Flaubert is dead, and the disciplines of desire have lost their urgency in the grand salons of comfort and privilege we have created for the arts. the self-congratulatory rhetoric of sensibilite continues to perpetuate itself, and in place of gorgeous parrots, we now content outrselves with the ghostly successors of Marie Antoinette’s peasant village, tastefully installed within the walls of Versailles. Hickey, Dave. (1996). Simple hearts. In D. Hickey, 1997, Air guitar (25-31), LA: Art.Issues.Press, 31.

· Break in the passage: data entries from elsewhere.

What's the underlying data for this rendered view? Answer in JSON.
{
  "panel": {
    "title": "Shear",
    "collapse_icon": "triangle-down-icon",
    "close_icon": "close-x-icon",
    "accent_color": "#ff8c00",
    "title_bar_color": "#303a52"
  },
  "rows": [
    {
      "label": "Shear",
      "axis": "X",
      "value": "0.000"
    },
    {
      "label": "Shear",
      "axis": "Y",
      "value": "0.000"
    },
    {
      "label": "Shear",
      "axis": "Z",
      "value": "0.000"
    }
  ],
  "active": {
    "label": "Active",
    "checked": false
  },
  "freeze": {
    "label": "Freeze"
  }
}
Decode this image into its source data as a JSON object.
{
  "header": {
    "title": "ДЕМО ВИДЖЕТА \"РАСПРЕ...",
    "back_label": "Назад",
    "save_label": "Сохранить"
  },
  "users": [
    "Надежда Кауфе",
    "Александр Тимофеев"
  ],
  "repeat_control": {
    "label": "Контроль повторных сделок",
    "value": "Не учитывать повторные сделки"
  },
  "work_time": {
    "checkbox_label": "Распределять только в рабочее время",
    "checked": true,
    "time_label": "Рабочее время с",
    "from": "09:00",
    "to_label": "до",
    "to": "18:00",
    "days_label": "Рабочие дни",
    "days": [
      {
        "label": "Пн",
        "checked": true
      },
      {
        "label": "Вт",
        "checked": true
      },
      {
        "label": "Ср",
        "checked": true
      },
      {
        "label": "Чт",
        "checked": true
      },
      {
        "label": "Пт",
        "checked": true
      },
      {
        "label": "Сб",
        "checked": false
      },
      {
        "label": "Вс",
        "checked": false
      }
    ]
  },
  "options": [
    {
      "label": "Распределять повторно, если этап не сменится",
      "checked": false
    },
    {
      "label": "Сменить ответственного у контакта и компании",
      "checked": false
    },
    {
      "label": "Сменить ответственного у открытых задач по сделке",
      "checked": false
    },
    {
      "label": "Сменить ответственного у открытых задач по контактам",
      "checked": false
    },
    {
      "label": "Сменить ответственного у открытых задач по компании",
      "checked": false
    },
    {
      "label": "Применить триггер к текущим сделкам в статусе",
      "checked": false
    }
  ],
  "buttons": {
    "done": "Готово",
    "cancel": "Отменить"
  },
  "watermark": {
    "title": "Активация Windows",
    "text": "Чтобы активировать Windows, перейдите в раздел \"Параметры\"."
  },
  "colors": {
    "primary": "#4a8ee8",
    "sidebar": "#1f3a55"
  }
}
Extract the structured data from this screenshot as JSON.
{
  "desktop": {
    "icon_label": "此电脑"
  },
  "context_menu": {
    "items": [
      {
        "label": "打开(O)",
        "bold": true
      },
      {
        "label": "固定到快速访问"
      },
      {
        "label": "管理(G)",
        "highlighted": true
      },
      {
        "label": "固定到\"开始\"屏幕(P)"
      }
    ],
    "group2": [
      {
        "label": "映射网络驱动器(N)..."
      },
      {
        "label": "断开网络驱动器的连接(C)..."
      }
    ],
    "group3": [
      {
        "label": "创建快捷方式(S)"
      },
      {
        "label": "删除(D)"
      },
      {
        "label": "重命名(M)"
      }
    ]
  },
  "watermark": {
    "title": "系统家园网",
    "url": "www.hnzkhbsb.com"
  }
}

This piece strikes me as a proclamation of how affective art can be, with the above as the concluding paragraph for us to not become complacent. Art and art critics are often too concerned with sensibility and coherence at the expense of affect and glory. I like the image of the parrot as glorious, it is actually the one portion of Flaubert’s “A simple heart” that I remember. It is partly the art scene here in Minneapolis that has endeared the city to me. New York always struck me as full of itself as serious art and high culture but here in Minneapolis they are smaller artists with a chip on their shoulders, hence the art scene here tends to shuck the rules and conventions. Never before have museums moved me the way they do here. It could be age and a blooming appreciation for artistic endeavors, or it could also be something else. Following Hickey’s warning I will opt for the latter.